§ **Task description**: The lines below that include the word "title" are to be reported.

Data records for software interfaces
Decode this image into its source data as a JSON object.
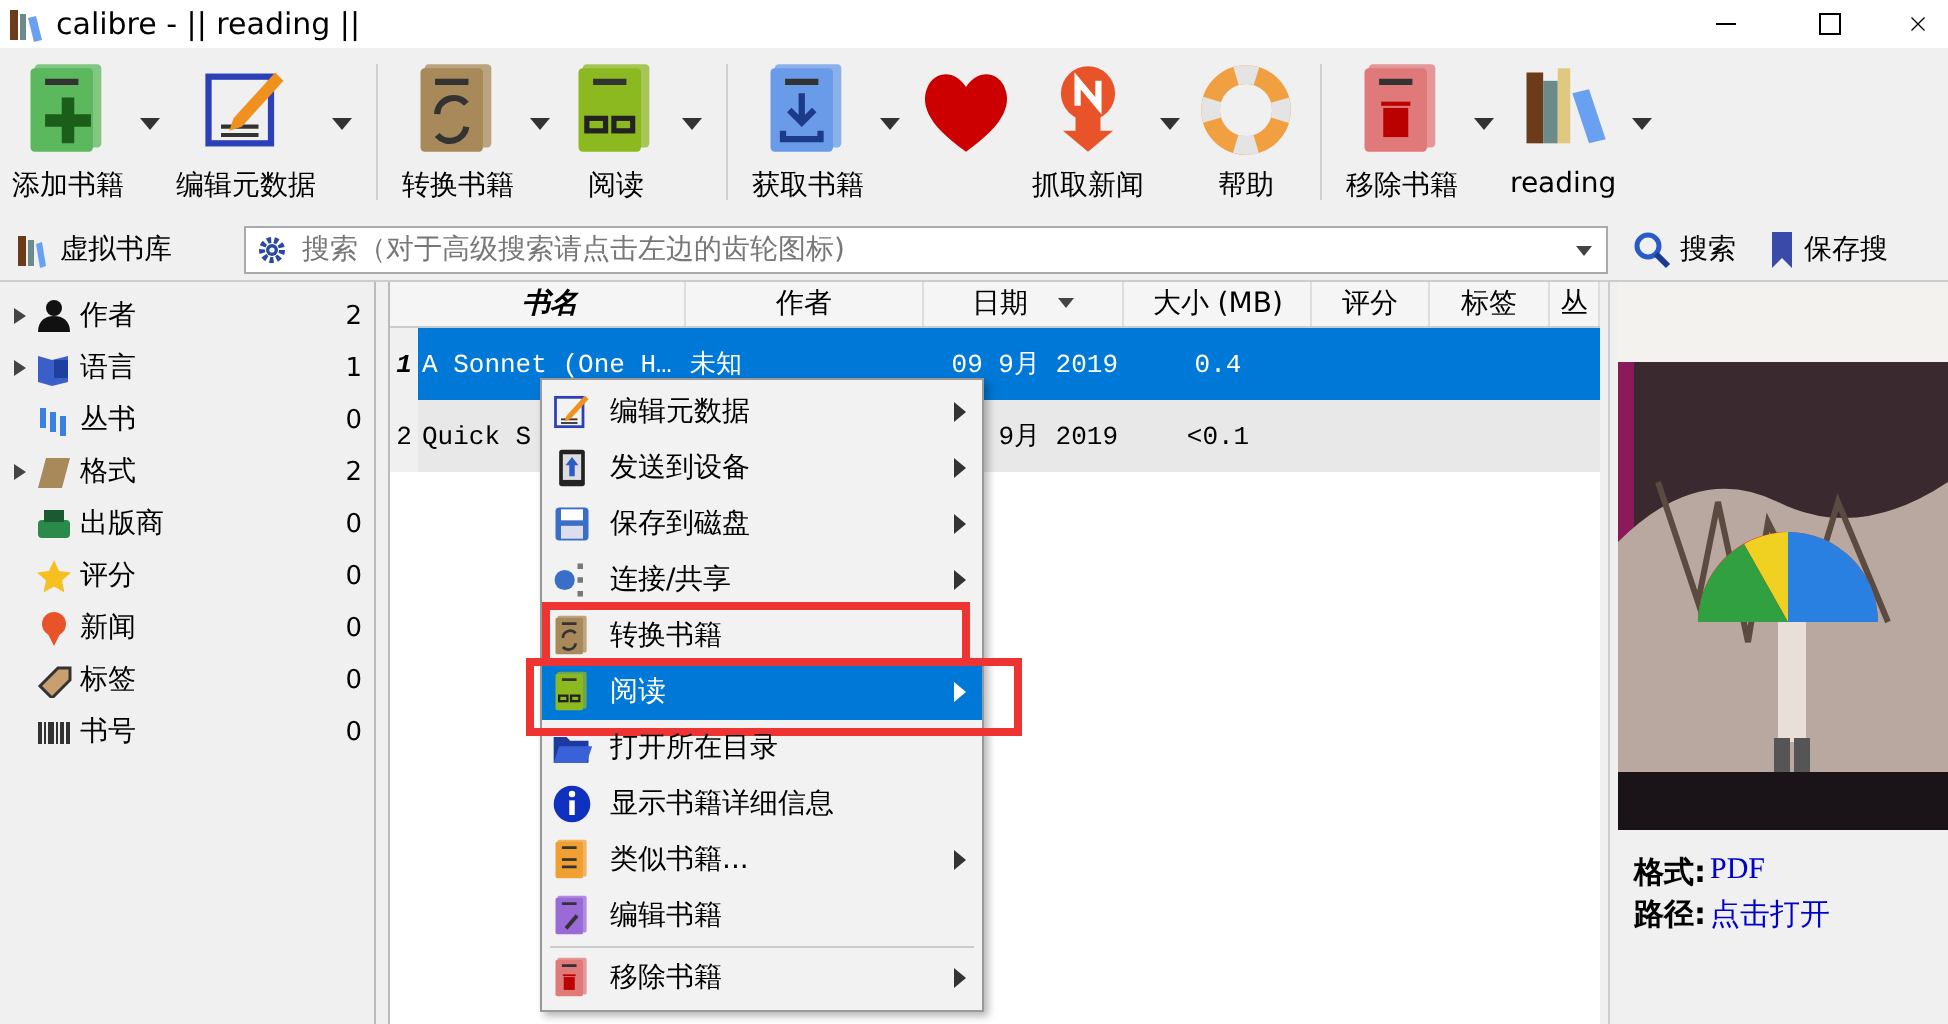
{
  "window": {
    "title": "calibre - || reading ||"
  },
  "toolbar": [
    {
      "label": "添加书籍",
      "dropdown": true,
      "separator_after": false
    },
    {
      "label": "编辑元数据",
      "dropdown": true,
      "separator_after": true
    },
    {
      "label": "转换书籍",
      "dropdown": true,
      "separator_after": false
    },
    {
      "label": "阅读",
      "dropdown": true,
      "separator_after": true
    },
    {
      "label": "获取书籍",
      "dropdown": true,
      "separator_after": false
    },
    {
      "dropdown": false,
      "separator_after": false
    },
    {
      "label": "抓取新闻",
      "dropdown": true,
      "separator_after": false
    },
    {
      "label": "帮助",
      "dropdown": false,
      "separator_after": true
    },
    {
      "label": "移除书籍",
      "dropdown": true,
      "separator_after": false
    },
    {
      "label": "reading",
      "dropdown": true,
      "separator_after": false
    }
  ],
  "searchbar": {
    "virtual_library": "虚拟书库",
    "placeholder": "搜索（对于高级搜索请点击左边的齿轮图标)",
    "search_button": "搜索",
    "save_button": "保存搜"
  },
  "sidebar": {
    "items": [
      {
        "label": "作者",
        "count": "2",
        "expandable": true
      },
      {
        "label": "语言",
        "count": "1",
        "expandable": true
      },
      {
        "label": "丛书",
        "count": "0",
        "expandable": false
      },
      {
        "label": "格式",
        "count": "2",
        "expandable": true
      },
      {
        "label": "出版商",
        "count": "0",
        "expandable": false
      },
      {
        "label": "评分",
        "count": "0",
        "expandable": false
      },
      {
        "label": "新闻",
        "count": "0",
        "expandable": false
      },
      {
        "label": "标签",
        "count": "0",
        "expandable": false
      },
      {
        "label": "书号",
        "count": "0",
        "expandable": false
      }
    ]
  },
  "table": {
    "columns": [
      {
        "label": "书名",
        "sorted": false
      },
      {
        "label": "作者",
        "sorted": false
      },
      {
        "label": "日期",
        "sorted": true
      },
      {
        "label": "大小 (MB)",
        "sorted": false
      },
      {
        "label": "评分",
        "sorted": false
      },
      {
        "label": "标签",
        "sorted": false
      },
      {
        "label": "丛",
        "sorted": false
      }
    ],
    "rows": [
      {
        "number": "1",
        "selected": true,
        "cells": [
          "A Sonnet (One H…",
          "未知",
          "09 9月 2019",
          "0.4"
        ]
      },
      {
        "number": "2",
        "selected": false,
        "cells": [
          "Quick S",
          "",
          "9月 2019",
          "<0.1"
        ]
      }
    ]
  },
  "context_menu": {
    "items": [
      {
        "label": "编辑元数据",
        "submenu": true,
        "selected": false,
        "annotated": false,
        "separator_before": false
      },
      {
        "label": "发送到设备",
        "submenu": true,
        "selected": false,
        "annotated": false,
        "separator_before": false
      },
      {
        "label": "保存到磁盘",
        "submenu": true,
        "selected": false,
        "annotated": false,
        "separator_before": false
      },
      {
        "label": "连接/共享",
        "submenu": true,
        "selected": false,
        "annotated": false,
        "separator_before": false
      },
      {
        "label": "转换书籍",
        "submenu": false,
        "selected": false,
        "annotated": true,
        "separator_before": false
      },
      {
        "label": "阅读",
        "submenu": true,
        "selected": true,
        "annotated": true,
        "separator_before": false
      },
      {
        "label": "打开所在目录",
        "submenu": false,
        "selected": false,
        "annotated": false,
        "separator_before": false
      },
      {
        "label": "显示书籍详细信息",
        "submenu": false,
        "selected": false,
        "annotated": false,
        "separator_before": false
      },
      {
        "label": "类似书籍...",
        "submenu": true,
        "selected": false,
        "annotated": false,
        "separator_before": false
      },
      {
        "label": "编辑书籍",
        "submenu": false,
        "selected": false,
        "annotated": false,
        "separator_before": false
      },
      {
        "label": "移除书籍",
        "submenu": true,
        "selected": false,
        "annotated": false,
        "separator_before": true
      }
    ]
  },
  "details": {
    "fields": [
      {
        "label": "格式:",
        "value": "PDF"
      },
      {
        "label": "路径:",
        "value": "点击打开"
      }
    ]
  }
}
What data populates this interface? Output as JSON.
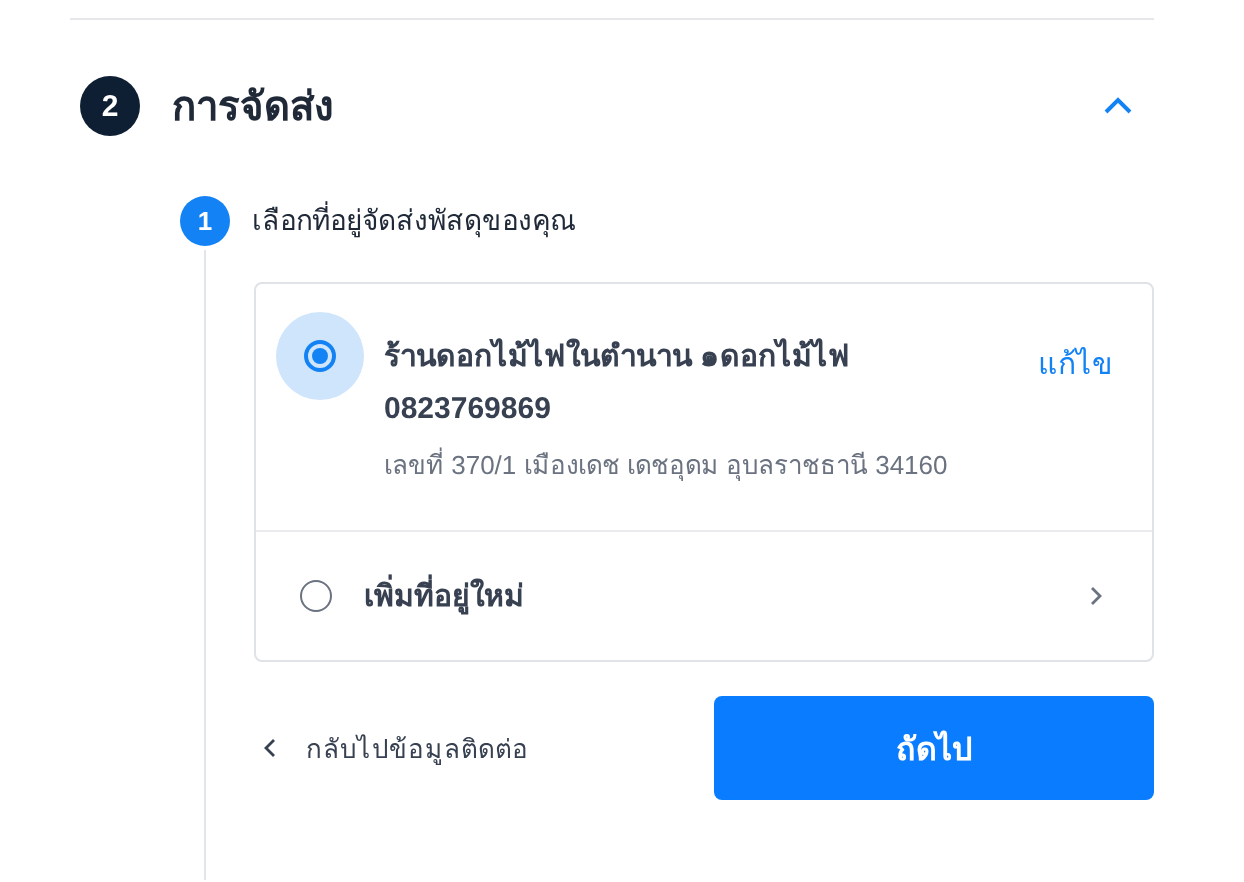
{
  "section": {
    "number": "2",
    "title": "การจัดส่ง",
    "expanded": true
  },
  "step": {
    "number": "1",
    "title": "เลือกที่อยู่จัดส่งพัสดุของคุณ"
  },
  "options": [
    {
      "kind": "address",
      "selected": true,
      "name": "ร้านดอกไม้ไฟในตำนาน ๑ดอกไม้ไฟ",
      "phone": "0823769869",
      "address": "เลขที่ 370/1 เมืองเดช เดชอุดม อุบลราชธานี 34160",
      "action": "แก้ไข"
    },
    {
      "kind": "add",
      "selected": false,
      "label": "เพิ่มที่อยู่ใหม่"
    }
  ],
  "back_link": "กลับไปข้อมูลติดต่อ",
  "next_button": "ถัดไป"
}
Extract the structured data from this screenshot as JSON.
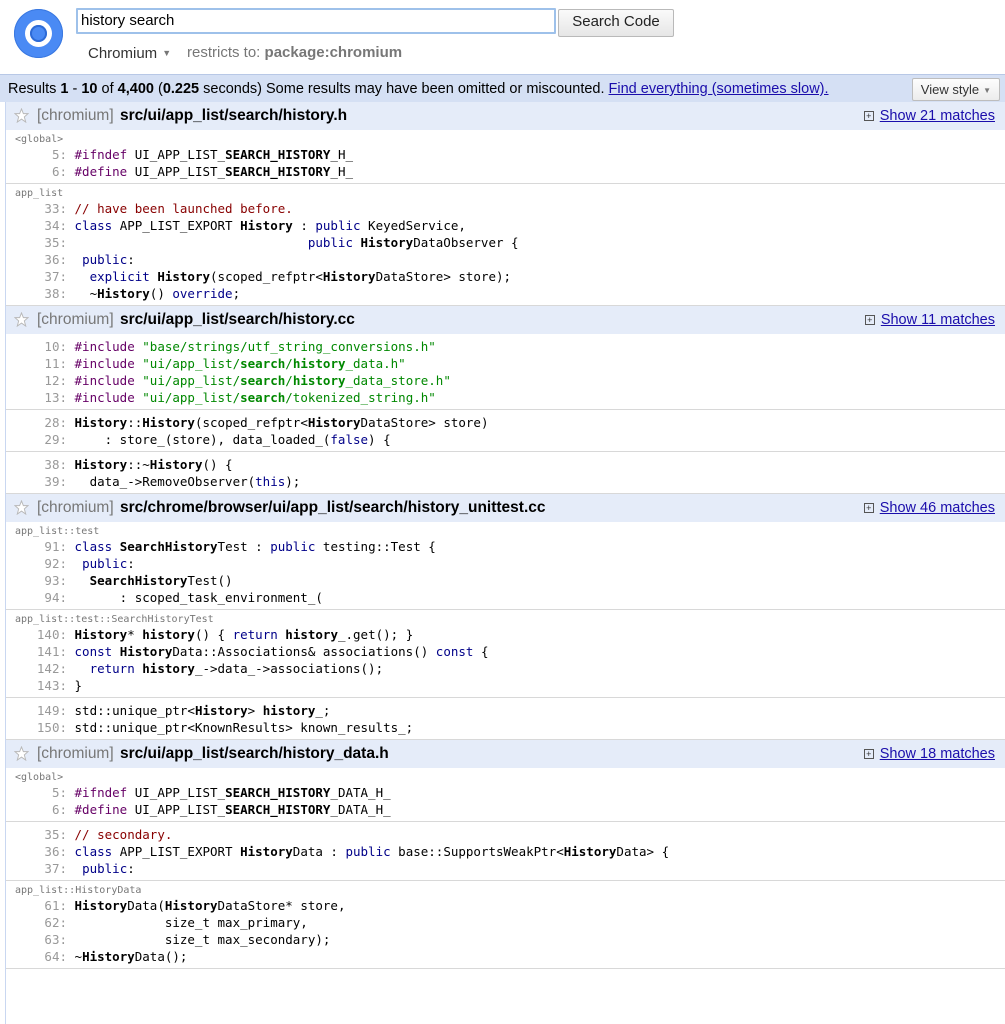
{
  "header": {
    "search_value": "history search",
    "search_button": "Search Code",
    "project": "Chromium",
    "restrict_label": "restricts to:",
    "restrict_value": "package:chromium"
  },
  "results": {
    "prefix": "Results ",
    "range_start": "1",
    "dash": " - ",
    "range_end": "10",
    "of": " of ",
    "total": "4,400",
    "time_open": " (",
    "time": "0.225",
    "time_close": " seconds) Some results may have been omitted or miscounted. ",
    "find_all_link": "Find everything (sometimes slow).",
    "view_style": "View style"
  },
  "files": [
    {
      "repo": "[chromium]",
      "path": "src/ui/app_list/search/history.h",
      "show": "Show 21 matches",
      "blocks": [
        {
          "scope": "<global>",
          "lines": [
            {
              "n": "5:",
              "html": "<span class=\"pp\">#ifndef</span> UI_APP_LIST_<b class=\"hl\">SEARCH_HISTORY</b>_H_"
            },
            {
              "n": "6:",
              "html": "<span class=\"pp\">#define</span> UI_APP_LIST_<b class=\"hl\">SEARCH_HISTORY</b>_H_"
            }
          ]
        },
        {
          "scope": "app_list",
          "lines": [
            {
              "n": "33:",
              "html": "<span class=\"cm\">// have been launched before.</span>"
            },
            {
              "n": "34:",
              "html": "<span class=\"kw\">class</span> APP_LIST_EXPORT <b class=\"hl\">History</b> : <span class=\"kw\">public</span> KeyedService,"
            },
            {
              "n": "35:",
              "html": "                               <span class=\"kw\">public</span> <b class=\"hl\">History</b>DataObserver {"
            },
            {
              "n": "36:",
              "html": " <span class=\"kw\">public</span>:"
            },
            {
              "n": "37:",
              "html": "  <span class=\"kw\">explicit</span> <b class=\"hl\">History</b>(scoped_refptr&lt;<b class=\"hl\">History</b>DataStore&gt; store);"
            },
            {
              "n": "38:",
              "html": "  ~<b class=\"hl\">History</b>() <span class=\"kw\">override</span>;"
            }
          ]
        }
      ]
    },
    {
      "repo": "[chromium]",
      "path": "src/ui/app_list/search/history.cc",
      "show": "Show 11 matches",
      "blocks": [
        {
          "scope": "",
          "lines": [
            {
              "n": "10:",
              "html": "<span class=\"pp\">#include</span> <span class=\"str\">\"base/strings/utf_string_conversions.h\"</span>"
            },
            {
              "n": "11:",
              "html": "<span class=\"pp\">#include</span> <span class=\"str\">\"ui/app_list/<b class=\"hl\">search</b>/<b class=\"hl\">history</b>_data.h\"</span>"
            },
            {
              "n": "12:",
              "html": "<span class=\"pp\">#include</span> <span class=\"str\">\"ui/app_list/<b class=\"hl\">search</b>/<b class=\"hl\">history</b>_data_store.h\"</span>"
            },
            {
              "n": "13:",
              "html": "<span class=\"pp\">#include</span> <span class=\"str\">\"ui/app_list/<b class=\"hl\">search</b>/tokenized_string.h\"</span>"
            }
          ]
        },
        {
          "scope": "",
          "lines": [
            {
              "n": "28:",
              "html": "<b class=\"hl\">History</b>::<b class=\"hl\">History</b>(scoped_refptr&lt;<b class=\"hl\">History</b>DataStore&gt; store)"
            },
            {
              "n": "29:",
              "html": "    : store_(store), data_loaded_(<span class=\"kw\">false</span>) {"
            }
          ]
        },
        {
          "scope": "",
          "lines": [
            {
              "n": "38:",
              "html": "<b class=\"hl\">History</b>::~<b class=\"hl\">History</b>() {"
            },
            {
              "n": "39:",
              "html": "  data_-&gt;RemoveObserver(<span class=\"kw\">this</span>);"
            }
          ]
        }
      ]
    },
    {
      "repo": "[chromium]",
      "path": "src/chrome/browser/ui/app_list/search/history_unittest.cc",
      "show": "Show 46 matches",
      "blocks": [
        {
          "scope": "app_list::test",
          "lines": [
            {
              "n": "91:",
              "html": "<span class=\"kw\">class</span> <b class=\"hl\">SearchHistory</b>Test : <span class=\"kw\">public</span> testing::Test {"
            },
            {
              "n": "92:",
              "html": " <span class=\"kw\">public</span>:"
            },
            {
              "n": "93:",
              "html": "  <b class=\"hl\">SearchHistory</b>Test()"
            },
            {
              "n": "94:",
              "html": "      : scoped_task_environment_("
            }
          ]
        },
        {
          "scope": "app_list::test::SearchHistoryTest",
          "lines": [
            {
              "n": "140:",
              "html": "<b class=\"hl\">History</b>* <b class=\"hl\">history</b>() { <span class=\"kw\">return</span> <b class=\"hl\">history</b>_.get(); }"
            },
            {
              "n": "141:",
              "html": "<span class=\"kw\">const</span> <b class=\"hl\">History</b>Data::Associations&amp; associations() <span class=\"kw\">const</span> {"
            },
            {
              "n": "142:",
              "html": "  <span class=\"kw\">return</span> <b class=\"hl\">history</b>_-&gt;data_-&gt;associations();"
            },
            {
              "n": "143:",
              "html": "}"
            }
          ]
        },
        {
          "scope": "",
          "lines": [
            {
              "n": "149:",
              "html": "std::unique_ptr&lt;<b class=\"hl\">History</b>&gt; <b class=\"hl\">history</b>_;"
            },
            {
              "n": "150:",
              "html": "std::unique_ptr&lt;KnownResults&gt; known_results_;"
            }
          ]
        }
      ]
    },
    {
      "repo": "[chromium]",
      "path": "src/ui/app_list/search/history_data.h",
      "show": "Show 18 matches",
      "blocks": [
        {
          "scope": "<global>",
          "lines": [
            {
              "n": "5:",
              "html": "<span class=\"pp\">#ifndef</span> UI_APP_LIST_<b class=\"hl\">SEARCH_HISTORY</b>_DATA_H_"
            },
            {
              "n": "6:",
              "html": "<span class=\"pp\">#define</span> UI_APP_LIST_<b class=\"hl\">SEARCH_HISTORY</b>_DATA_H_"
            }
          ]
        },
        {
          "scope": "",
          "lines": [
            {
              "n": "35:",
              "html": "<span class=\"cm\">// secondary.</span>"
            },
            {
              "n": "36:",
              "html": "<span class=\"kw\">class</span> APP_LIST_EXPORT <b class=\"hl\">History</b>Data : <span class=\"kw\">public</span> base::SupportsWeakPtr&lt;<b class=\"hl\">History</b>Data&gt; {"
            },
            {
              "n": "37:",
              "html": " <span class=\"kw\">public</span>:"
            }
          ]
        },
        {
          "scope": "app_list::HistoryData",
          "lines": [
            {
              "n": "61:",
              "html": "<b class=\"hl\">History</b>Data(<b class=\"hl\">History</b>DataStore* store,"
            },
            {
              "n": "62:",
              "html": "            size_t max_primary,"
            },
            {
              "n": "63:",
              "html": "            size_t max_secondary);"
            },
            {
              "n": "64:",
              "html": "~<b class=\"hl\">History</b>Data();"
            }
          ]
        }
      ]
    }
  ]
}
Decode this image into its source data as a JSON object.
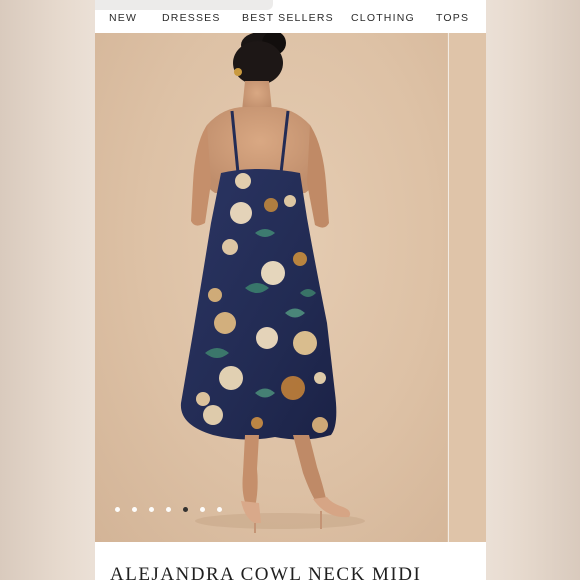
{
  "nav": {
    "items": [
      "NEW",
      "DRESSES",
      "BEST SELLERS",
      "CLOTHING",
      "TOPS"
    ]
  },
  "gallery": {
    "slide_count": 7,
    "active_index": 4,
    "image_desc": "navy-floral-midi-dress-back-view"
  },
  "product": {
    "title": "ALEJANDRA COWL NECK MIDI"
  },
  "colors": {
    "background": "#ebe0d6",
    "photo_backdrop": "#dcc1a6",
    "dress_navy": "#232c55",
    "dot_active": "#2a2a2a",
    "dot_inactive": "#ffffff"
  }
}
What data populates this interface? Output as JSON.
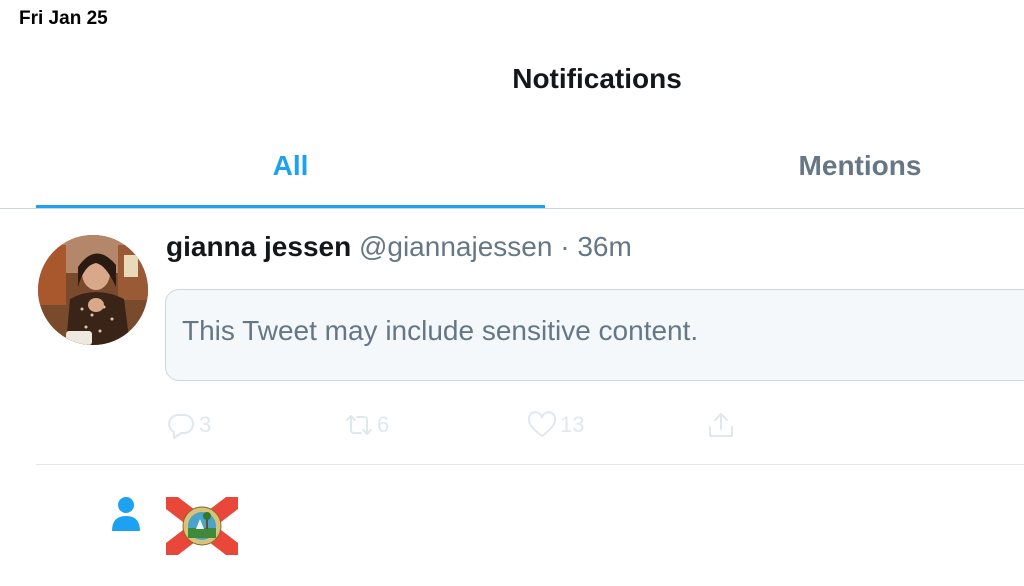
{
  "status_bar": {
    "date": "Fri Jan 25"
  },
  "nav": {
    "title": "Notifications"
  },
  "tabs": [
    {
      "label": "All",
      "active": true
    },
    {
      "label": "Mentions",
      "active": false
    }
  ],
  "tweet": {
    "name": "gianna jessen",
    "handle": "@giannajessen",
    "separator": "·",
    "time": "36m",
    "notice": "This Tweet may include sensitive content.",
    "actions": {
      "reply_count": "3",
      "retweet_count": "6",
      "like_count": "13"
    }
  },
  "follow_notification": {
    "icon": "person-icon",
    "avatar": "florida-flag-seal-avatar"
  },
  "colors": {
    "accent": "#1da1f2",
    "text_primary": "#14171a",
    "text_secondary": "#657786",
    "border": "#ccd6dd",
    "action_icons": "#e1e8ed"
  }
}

§ **Solution for this problem**:
    "title": "calibre - || reading ||"
    "title": "การจัดส่ง",
    "title": "เลือกที่อยู่จัดส่งพัสดุของคุณ"
    "title": "ALEJANDRA COWL NECK MIDI"
    "title": "Notifications"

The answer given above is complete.